Butterfly wings may be the answer to glare-proof screens

Using an electron microscope, researchers found the wings of the glasswing butterfly were covered in a chaotic arrangement of nanostructures. The typical height of tiny pillars on its wings varied from 400 to 600 nanometers with the distance between ranging from 100 to 140 nanometers, or about one thousandth of a human hair.
The discovery is similar to a technique found last year where researches made nanometer scratches in the surface of glass to make it less reflective. In simulations the researchers modelled the irregular structure of the butterfly wing and found that it was still glare-proof and almost non-reflective. By way of comparison a flat pane of glass reflects between eight and 100 percent of light, depending on the viewing angle. The researchers found that the butterfly wing reflected between two and five percent.

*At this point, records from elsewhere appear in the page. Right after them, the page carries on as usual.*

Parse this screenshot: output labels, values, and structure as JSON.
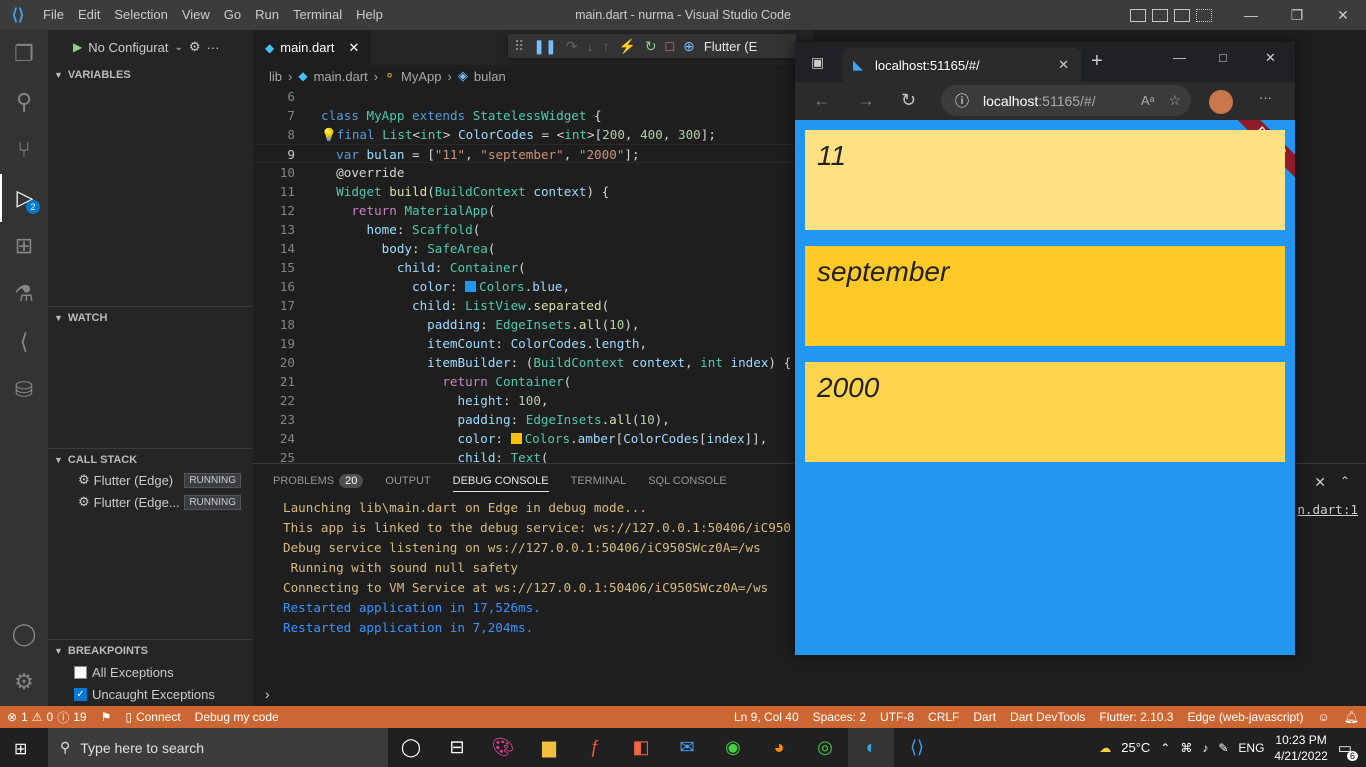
{
  "window": {
    "title": "main.dart - nurma - Visual Studio Code",
    "menu": [
      "File",
      "Edit",
      "Selection",
      "View",
      "Go",
      "Run",
      "Terminal",
      "Help"
    ]
  },
  "debug_sidebar": {
    "config_label": "No Configurat",
    "variables_label": "VARIABLES",
    "watch_label": "WATCH",
    "call_stack_label": "CALL STACK",
    "call_stack": [
      {
        "name": "Flutter (Edge)",
        "status": "RUNNING"
      },
      {
        "name": "Flutter (Edge...",
        "status": "RUNNING"
      }
    ],
    "breakpoints_label": "BREAKPOINTS",
    "breakpoints": [
      {
        "label": "All Exceptions",
        "checked": false
      },
      {
        "label": "Uncaught Exceptions",
        "checked": true
      }
    ]
  },
  "activity_badge": "2",
  "editor": {
    "tab_label": "main.dart",
    "breadcrumb": [
      "lib",
      "main.dart",
      "MyApp",
      "bulan"
    ],
    "debug_target": "Flutter (E"
  },
  "code_lines": [
    {
      "n": "6",
      "html": ""
    },
    {
      "n": "7",
      "html": "<span class='k'>class</span> <span class='t'>MyApp</span> <span class='k'>extends</span> <span class='t'>StatelessWidget</span> <span class='w'>{</span>"
    },
    {
      "n": "8",
      "html": "<span style='color:#ffcc00'>💡</span><span class='k'>final</span> <span class='t'>List</span><span class='w'>&lt;</span><span class='t'>int</span><span class='w'>&gt;</span> <span class='p'>ColorCodes</span> <span class='w'>= &lt;</span><span class='t'>int</span><span class='w'>&gt;[</span><span class='n'>200</span><span class='w'>, </span><span class='n'>400</span><span class='w'>, </span><span class='n'>300</span><span class='w'>];</span>"
    },
    {
      "n": "9",
      "html": "  <span class='k'>var</span> <span class='p'>bulan</span> <span class='w'>= [</span><span class='s'>\"11\"</span><span class='w'>, </span><span class='s'>\"september\"</span><span class='w'>, </span><span class='s'>\"2000\"</span><span class='w'>];</span>",
      "current": true
    },
    {
      "n": "10",
      "html": "  <span class='w'>@override</span>"
    },
    {
      "n": "11",
      "html": "  <span class='t'>Widget</span> <span class='f'>build</span><span class='w'>(</span><span class='t'>BuildContext</span> <span class='p'>context</span><span class='w'>) {</span>"
    },
    {
      "n": "12",
      "html": "    <span class='c'>return</span> <span class='t'>MaterialApp</span><span class='w'>(</span>"
    },
    {
      "n": "13",
      "html": "      <span class='p'>home</span><span class='w'>: </span><span class='t'>Scaffold</span><span class='w'>(</span>"
    },
    {
      "n": "14",
      "html": "        <span class='p'>body</span><span class='w'>: </span><span class='t'>SafeArea</span><span class='w'>(</span>"
    },
    {
      "n": "15",
      "html": "          <span class='p'>child</span><span class='w'>: </span><span class='t'>Container</span><span class='w'>(</span>"
    },
    {
      "n": "16",
      "html": "            <span class='p'>color</span><span class='w'>: </span><span class='sq' style='background:#2196f3'></span><span class='t'>Colors</span><span class='w'>.</span><span class='p'>blue</span><span class='w'>,</span>"
    },
    {
      "n": "17",
      "html": "            <span class='p'>child</span><span class='w'>: </span><span class='t'>ListView</span><span class='w'>.</span><span class='f'>separated</span><span class='w'>(</span>"
    },
    {
      "n": "18",
      "html": "              <span class='p'>padding</span><span class='w'>: </span><span class='t'>EdgeInsets</span><span class='w'>.</span><span class='f'>all</span><span class='w'>(</span><span class='n'>10</span><span class='w'>),</span>"
    },
    {
      "n": "19",
      "html": "              <span class='p'>itemCount</span><span class='w'>: </span><span class='p'>ColorCodes</span><span class='w'>.</span><span class='p'>length</span><span class='w'>,</span>"
    },
    {
      "n": "20",
      "html": "              <span class='p'>itemBuilder</span><span class='w'>: (</span><span class='t'>BuildContext</span> <span class='p'>context</span><span class='w'>, </span><span class='t'>int</span> <span class='p'>index</span><span class='w'>) {</span>"
    },
    {
      "n": "21",
      "html": "                <span class='c'>return</span> <span class='t'>Container</span><span class='w'>(</span>"
    },
    {
      "n": "22",
      "html": "                  <span class='p'>height</span><span class='w'>: </span><span class='n'>100</span><span class='w'>,</span>"
    },
    {
      "n": "23",
      "html": "                  <span class='p'>padding</span><span class='w'>: </span><span class='t'>EdgeInsets</span><span class='w'>.</span><span class='f'>all</span><span class='w'>(</span><span class='n'>10</span><span class='w'>),</span>"
    },
    {
      "n": "24",
      "html": "                  <span class='p'>color</span><span class='w'>: </span><span class='sq' style='background:#ffc107'></span><span class='t'>Colors</span><span class='w'>.</span><span class='p'>amber</span><span class='w'>[</span><span class='p'>ColorCodes</span><span class='w'>[</span><span class='p'>index</span><span class='w'>]],</span>"
    },
    {
      "n": "25",
      "html": "                  <span class='p'>child</span><span class='w'>: </span><span class='t'>Text</span><span class='w'>(</span>"
    }
  ],
  "panel": {
    "tabs": [
      "PROBLEMS",
      "OUTPUT",
      "DEBUG CONSOLE",
      "TERMINAL",
      "SQL CONSOLE"
    ],
    "problems_count": "20",
    "console_lines": [
      {
        "text": "Launching lib\\main.dart on Edge in debug mode...",
        "color": "#d7ba7d"
      },
      {
        "text": "This app is linked to the debug service: ws://127.0.0.1:50406/iC950",
        "color": "#d7ba7d"
      },
      {
        "text": "Debug service listening on ws://127.0.0.1:50406/iC950SWcz0A=/ws",
        "color": "#d7ba7d"
      },
      {
        "text": " Running with sound null safety",
        "color": "#d7ba7d"
      },
      {
        "text": "Connecting to VM Service at ws://127.0.0.1:50406/iC950SWcz0A=/ws",
        "color": "#d7ba7d"
      },
      {
        "text": "Restarted application in 17,526ms.",
        "color": "#3794ff"
      },
      {
        "text": "Restarted application in 7,204ms.",
        "color": "#3794ff"
      }
    ],
    "source_link": "n.dart:1"
  },
  "statusbar": {
    "errors": "1",
    "warnings": "0",
    "infos": "19",
    "connect": "Connect",
    "debug_label": "Debug my code",
    "position": "Ln 9, Col 40",
    "spaces": "Spaces: 2",
    "encoding": "UTF-8",
    "eol": "CRLF",
    "language": "Dart",
    "devtools": "Dart DevTools",
    "flutter": "Flutter: 2.10.3",
    "device": "Edge (web-javascript)",
    "color": "#cc6633"
  },
  "browser": {
    "tab_title": "localhost:51165/#/",
    "address_host": "localhost",
    "address_rest": ":51165/#/",
    "debug_banner": "DEBUG",
    "items": [
      {
        "text": "11",
        "color": "#ffe082"
      },
      {
        "text": "september",
        "color": "#ffca28"
      },
      {
        "text": "2000",
        "color": "#ffd54f"
      }
    ]
  },
  "taskbar": {
    "search_placeholder": "Type here to search",
    "temperature": "25°C",
    "language": "ENG",
    "time": "10:23 PM",
    "date": "4/21/2022",
    "notifications": "6"
  }
}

"In contrast to other natural phenomena, where regularity is of top priority, the glasswing butterfly uses an apparent chaos to reach effects that are also fascinating for us humans," explained doctoral student Radwanul Hasan Siddique, who discovered the effect.

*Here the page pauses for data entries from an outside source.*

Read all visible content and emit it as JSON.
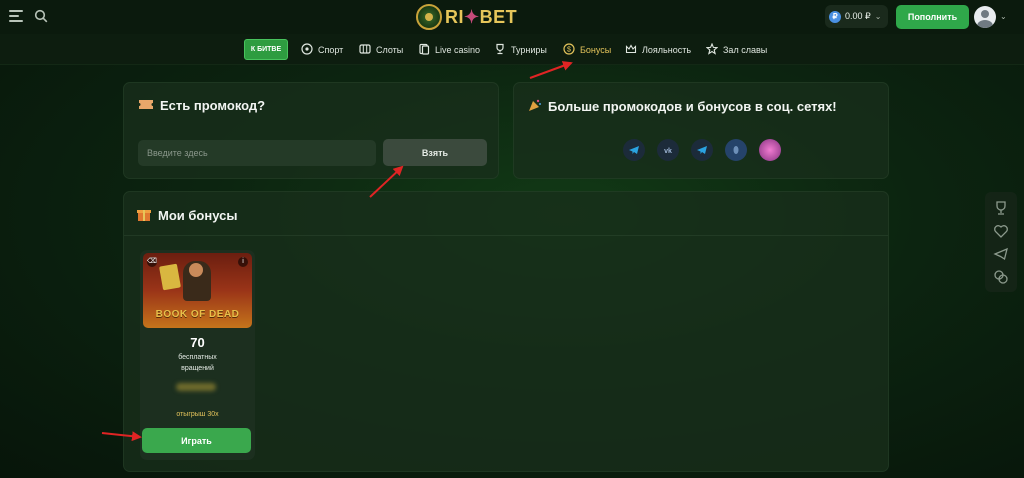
{
  "header": {
    "logo": {
      "left": "RI",
      "right": "BET"
    },
    "balance": {
      "amount": "0.00 ₽",
      "currency_symbol": "₽"
    },
    "deposit_label": "Пополнить"
  },
  "nav": {
    "battle_label": "К БИТВЕ",
    "items": [
      {
        "label": "Спорт",
        "icon": "soccer-ball-icon"
      },
      {
        "label": "Слоты",
        "icon": "slots-icon"
      },
      {
        "label": "Live casino",
        "icon": "cards-icon"
      },
      {
        "label": "Турниры",
        "icon": "trophy-icon"
      },
      {
        "label": "Бонусы",
        "icon": "coin-icon",
        "active": true
      },
      {
        "label": "Лояльность",
        "icon": "crown-icon"
      },
      {
        "label": "Зал славы",
        "icon": "star-icon"
      }
    ]
  },
  "promo": {
    "title": "Есть промокод?",
    "input_placeholder": "Введите здесь",
    "input_value": "",
    "button_label": "Взять"
  },
  "social": {
    "title": "Больше промокодов и бонусов в соц. сетях!",
    "links": [
      "telegram-icon",
      "vk-icon",
      "telegram-chat-icon",
      "blue-social-icon",
      "pink-social-icon"
    ]
  },
  "bonuses": {
    "title": "Мои бонусы",
    "cards": [
      {
        "game_title": "BOOK OF DEAD",
        "spins_count": "70",
        "spins_label_line1": "бесплатных",
        "spins_label_line2": "вращений",
        "wager": "отыгрыш 30x",
        "play_label": "Играть"
      }
    ]
  },
  "colors": {
    "accent_green": "#2fa84a",
    "gold": "#e3c35b",
    "annotation_red": "#e02424"
  }
}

Not only is the material glare-proof, it is also water-repellent and self-cleaning. The research team said it could find practical applications wherever low-reflection surfaces were needed, from lenses on cameras to displays on mobile phones. The team will next work to create a synthetic version of the effect and conduct further tests.